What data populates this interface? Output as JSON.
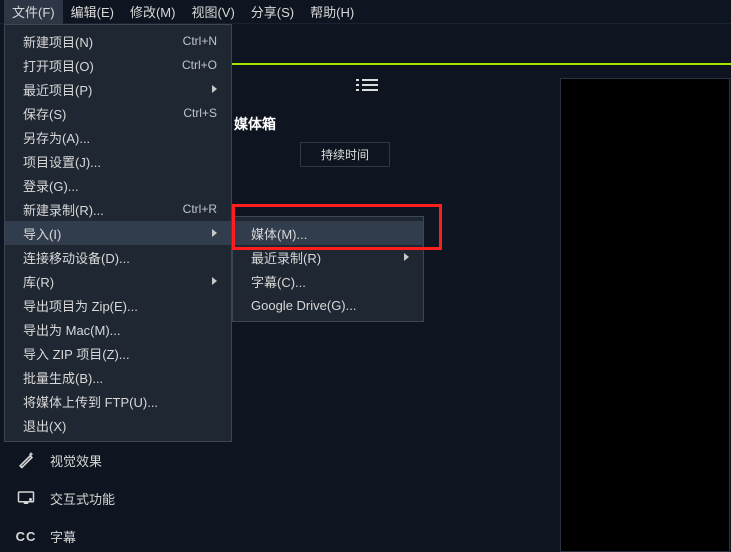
{
  "menubar": {
    "items": [
      {
        "label": "文件(F)"
      },
      {
        "label": "编辑(E)"
      },
      {
        "label": "修改(M)"
      },
      {
        "label": "视图(V)"
      },
      {
        "label": "分享(S)"
      },
      {
        "label": "帮助(H)"
      }
    ]
  },
  "file_menu": [
    {
      "label": "新建项目(N)",
      "accel": "Ctrl+N"
    },
    {
      "label": "打开项目(O)",
      "accel": "Ctrl+O"
    },
    {
      "label": "最近项目(P)",
      "submenu": true
    },
    {
      "label": "保存(S)",
      "accel": "Ctrl+S"
    },
    {
      "label": "另存为(A)..."
    },
    {
      "label": "项目设置(J)..."
    },
    {
      "label": "登录(G)..."
    },
    {
      "label": "新建录制(R)...",
      "accel": "Ctrl+R"
    },
    {
      "label": "导入(I)",
      "submenu": true,
      "hover": true
    },
    {
      "label": "连接移动设备(D)..."
    },
    {
      "label": "库(R)",
      "submenu": true
    },
    {
      "label": "导出项目为 Zip(E)..."
    },
    {
      "label": "导出为 Mac(M)..."
    },
    {
      "label": "导入 ZIP 项目(Z)..."
    },
    {
      "label": "批量生成(B)..."
    },
    {
      "label": "将媒体上传到 FTP(U)..."
    },
    {
      "label": "退出(X)"
    }
  ],
  "import_submenu": [
    {
      "label": "媒体(M)...",
      "hover": true
    },
    {
      "label": "最近录制(R)",
      "submenu": true
    },
    {
      "label": "字幕(C)..."
    },
    {
      "label": "Google Drive(G)..."
    }
  ],
  "mediabox_title": "媒体箱",
  "column_duration": "持续时间",
  "sidebar": {
    "vfx": "视觉效果",
    "interactive": "交互式功能",
    "cc": "字幕",
    "cc_badge": "CC"
  }
}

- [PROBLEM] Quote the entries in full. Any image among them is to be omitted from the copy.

- [THE ANSWER]
What data populates this interface? Output as JSON.
{
  "menubar": {
    "items": [
      {
        "label": "文件(F)"
      },
      {
        "label": "编辑(E)"
      },
      {
        "label": "修改(M)"
      },
      {
        "label": "视图(V)"
      },
      {
        "label": "分享(S)"
      },
      {
        "label": "帮助(H)"
      }
    ]
  },
  "file_menu": [
    {
      "label": "新建项目(N)",
      "accel": "Ctrl+N"
    },
    {
      "label": "打开项目(O)",
      "accel": "Ctrl+O"
    },
    {
      "label": "最近项目(P)",
      "submenu": true
    },
    {
      "label": "保存(S)",
      "accel": "Ctrl+S"
    },
    {
      "label": "另存为(A)..."
    },
    {
      "label": "项目设置(J)..."
    },
    {
      "label": "登录(G)..."
    },
    {
      "label": "新建录制(R)...",
      "accel": "Ctrl+R"
    },
    {
      "label": "导入(I)",
      "submenu": true,
      "hover": true
    },
    {
      "label": "连接移动设备(D)..."
    },
    {
      "label": "库(R)",
      "submenu": true
    },
    {
      "label": "导出项目为 Zip(E)..."
    },
    {
      "label": "导出为 Mac(M)..."
    },
    {
      "label": "导入 ZIP 项目(Z)..."
    },
    {
      "label": "批量生成(B)..."
    },
    {
      "label": "将媒体上传到 FTP(U)..."
    },
    {
      "label": "退出(X)"
    }
  ],
  "import_submenu": [
    {
      "label": "媒体(M)...",
      "hover": true
    },
    {
      "label": "最近录制(R)",
      "submenu": true
    },
    {
      "label": "字幕(C)..."
    },
    {
      "label": "Google Drive(G)..."
    }
  ],
  "mediabox_title": "媒体箱",
  "column_duration": "持续时间",
  "sidebar": {
    "vfx": "视觉效果",
    "interactive": "交互式功能",
    "cc": "字幕",
    "cc_badge": "CC"
  }
}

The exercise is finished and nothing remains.